→ **Your instructions**: All lines below containing the string "header" are to be copied.

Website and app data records
##############################
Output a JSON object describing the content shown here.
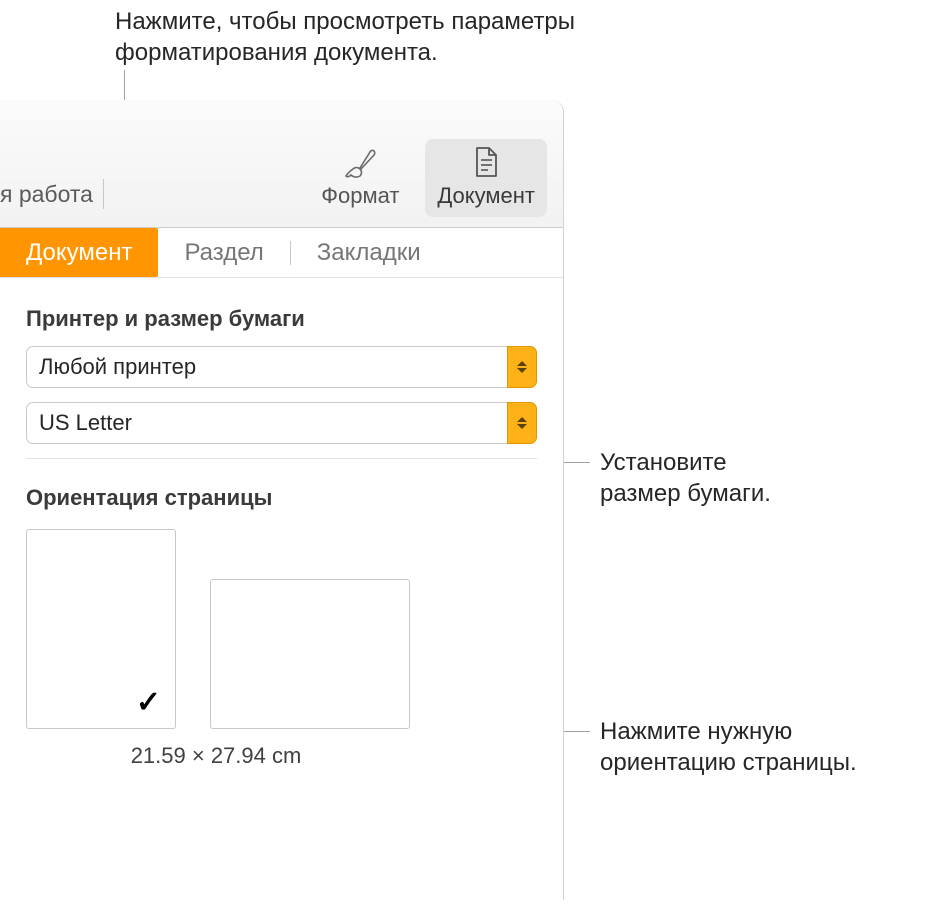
{
  "callouts": {
    "top": "Нажмите, чтобы просмотреть параметры\nформатирования документа.",
    "paper": "Установите\nразмер бумаги.",
    "orient": "Нажмите нужную\nориентацию страницы."
  },
  "toolbar": {
    "left_truncated": "я работа",
    "format_label": "Формат",
    "document_label": "Документ"
  },
  "tabs": {
    "document": "Документ",
    "section": "Раздел",
    "bookmarks": "Закладки"
  },
  "printer_section": {
    "header": "Принтер и размер бумаги",
    "printer_value": "Любой принтер",
    "paper_value": "US Letter"
  },
  "orientation_section": {
    "header": "Ориентация страницы",
    "dimensions": "21.59 × 27.94 cm"
  }
}
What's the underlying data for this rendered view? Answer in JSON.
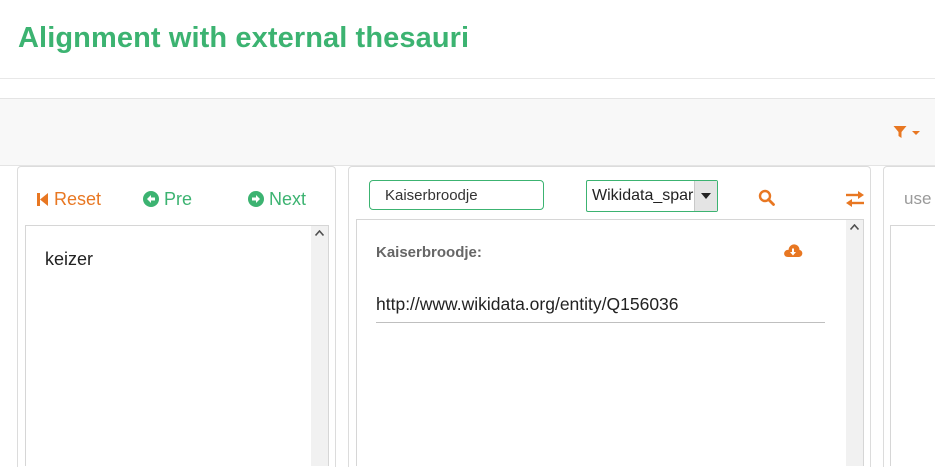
{
  "header": {
    "title": "Alignment with external thesauri"
  },
  "toolbar": {
    "filter_icon": "filter-icon",
    "accent_color": "#e87722"
  },
  "navigation": {
    "reset_label": "Reset",
    "pre_label": "Pre",
    "next_label": "Next"
  },
  "term_list": {
    "items": [
      "keizer"
    ]
  },
  "search": {
    "value": "Kaiserbroodje",
    "source_selected": "Wikidata_spar",
    "user_peek": "use"
  },
  "result": {
    "term_label": "Kaiserbroodje:",
    "uri": "http://www.wikidata.org/entity/Q156036"
  },
  "colors": {
    "brand_green": "#3cb371",
    "accent_orange": "#e87722"
  }
}
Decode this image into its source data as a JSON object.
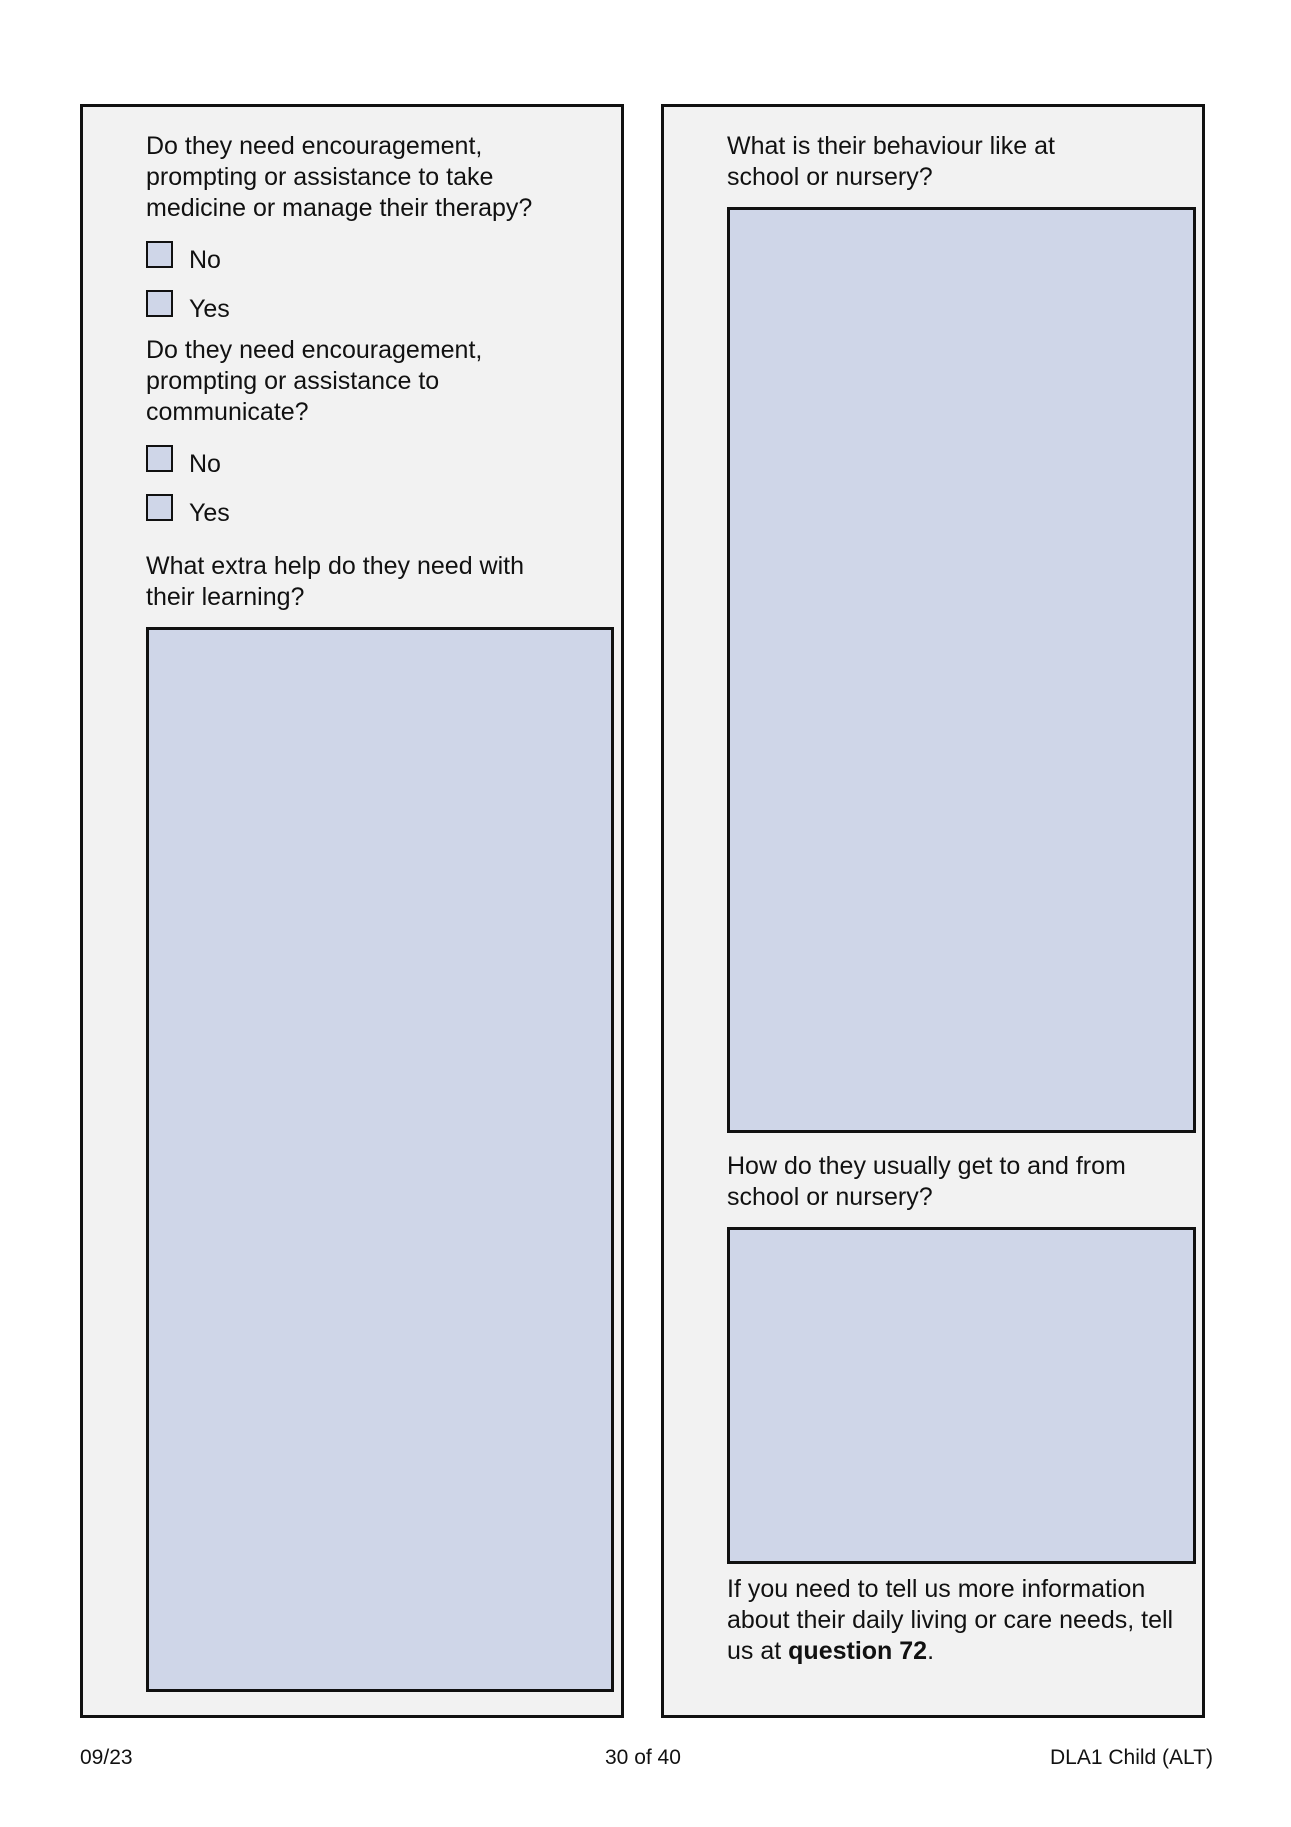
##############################
→ **Exercise answer**:
    "header": "Принтер и размер бумаги",
    "header": "Ориентация страницы",
  "header": {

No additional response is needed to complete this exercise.